For families staying in Prague during the summer, the Czech structure of Pražských domů dětí a mládeže (DDM) (Prague centers for children and youth) offers a multitude of year-round leisure activities at reasonable costs for Czech children and youth. Each district in Prague has its own website with cultural activities, courses, events and camps. Although speaking Czech is probably beneficial for these classes, I think children who've been exposed, even moderately, to the language could participate in one of these fun summertime activities.

A valuable online resource in English for parents of bilingual/multicultural children is www.kidsinprague.com, a website started by a few of my Prague mother friends with international backgrounds who are raising "half n half" children in the Czech Republic. The website lists English language reviews of kid-friendly activities, including new parks, family centers, restaurants with children's corners, storytelling programs, birthday venues, babysitting services, ideas for trips out of the city, and more. In addition to finding new areas to explore with children, the website offers parents a chance to give their own feedback.

My children's favorite organization for English language activities is Class Acts, a non-profit started by a group of international parents to promote arts, drama and movement activities for bilingual/multicultural families in Prague. During the school year, Class Acts sponsors a variety of activities, held in both English and Czech, including singing and drama classes for toddlers and preschool-age children, English-language storytelling, forest day walks through Divoká Šárka and after-school English programs. This summer, on June 20 from 12:30-16:00, the organization will hold its 3rd annual picnic in Kampa Park. The picnic will run similar to last year's, with the addition of a children's performance by an after-school English program. The picnic is open to all bilingual/multicultural family in the Czech Republic. I'm looking forward to an afternoon of camaraderie with other "half n half" families. I hope to reconnect with old friends and to meet some new friends as well.
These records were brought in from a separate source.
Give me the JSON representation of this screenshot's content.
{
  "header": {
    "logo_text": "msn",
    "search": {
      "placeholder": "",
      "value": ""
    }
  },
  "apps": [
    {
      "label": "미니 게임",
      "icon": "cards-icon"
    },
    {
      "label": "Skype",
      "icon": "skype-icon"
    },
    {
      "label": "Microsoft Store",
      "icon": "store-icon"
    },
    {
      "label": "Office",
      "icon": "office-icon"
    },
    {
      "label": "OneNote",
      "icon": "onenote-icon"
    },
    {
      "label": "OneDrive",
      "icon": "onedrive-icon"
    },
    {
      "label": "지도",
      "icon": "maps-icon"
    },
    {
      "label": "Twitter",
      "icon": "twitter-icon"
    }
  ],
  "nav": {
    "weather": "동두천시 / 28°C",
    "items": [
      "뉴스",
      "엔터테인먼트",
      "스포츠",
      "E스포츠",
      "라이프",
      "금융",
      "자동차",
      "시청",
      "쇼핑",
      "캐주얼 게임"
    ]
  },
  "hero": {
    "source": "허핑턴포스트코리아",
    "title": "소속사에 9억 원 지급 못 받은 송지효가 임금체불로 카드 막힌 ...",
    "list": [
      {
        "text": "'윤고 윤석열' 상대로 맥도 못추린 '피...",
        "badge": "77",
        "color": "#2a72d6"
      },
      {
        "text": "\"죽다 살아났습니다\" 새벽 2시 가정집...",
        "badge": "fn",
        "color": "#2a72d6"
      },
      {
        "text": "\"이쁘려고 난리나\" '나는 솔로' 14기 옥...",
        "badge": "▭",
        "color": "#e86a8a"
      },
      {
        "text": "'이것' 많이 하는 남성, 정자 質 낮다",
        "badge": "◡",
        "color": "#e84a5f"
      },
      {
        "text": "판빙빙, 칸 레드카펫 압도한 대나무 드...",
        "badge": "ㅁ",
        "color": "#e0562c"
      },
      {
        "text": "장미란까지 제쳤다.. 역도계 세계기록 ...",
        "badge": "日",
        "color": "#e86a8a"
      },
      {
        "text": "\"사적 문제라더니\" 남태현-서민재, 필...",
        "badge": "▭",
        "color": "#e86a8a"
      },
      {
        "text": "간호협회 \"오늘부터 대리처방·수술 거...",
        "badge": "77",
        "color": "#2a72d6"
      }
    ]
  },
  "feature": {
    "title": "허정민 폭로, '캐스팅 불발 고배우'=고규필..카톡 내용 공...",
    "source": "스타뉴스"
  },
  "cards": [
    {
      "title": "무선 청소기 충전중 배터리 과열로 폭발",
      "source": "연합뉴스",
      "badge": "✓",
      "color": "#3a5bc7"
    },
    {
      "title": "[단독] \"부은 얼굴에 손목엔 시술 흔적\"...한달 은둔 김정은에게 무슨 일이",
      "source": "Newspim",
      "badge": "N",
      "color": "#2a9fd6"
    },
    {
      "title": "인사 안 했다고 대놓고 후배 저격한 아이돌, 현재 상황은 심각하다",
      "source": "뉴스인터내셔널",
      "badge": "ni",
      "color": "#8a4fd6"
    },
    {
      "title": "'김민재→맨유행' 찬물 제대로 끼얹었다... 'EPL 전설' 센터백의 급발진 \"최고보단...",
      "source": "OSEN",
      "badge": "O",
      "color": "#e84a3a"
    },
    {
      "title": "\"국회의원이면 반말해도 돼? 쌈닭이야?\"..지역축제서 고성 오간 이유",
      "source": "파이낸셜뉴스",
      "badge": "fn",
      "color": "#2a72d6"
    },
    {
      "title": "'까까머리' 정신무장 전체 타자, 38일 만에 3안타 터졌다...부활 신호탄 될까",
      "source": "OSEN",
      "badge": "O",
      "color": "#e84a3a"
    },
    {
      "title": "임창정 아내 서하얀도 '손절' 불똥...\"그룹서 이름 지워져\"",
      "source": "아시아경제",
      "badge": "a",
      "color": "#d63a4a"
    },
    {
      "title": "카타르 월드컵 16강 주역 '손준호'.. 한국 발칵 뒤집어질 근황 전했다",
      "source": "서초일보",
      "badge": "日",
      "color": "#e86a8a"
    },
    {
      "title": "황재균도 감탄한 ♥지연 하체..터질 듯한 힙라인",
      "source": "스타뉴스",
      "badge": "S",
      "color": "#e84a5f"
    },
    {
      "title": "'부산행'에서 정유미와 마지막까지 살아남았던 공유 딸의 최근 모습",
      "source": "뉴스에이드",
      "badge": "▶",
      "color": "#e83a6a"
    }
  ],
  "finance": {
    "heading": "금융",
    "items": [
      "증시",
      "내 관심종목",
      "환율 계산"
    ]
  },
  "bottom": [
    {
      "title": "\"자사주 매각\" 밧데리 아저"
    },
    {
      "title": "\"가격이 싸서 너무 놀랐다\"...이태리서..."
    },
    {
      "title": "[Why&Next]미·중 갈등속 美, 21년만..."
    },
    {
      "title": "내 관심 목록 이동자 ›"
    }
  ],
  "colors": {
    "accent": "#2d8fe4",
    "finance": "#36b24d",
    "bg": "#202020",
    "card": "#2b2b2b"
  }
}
Other theater events that I have on my summer radar include Teatrotoč on July 11-13, a street festival in Prague's Kampa Park, where international artists perform pantomime, juggling, acrobats and marionette theaters. In its ninth year of operation, the festival is an ideal venue for children to experience the spontaneous thrill of street theater, as well as to try their hand at puppet-making workshops. Letní Letná, which is held annually the last two weeks in August in Prague's Letna Park, is another a popular international theater festival in its seventh year running, with special shows and activities for children. It is a great way to close the summer with a bang.

Despite still having more or less a month before the school holidays begin, I'm already looking forward the summer with anticipation. Apart from bringing a new family member into our home, I'm also eager to try out some of the activities we've been planning, whether it's making a salad from our fresh garden produce, taking a short road-trip or watching my children try out a new skill in a summer camp, I have a good feeling about soaking up the best of the Czech Republic this summer.

Emily Prucha is a Life Section columnist for the Monitor. She likes writing about bilingual and multicultural families.
You can reach her at emily@praguemonitor.com. You can read more of her stories here.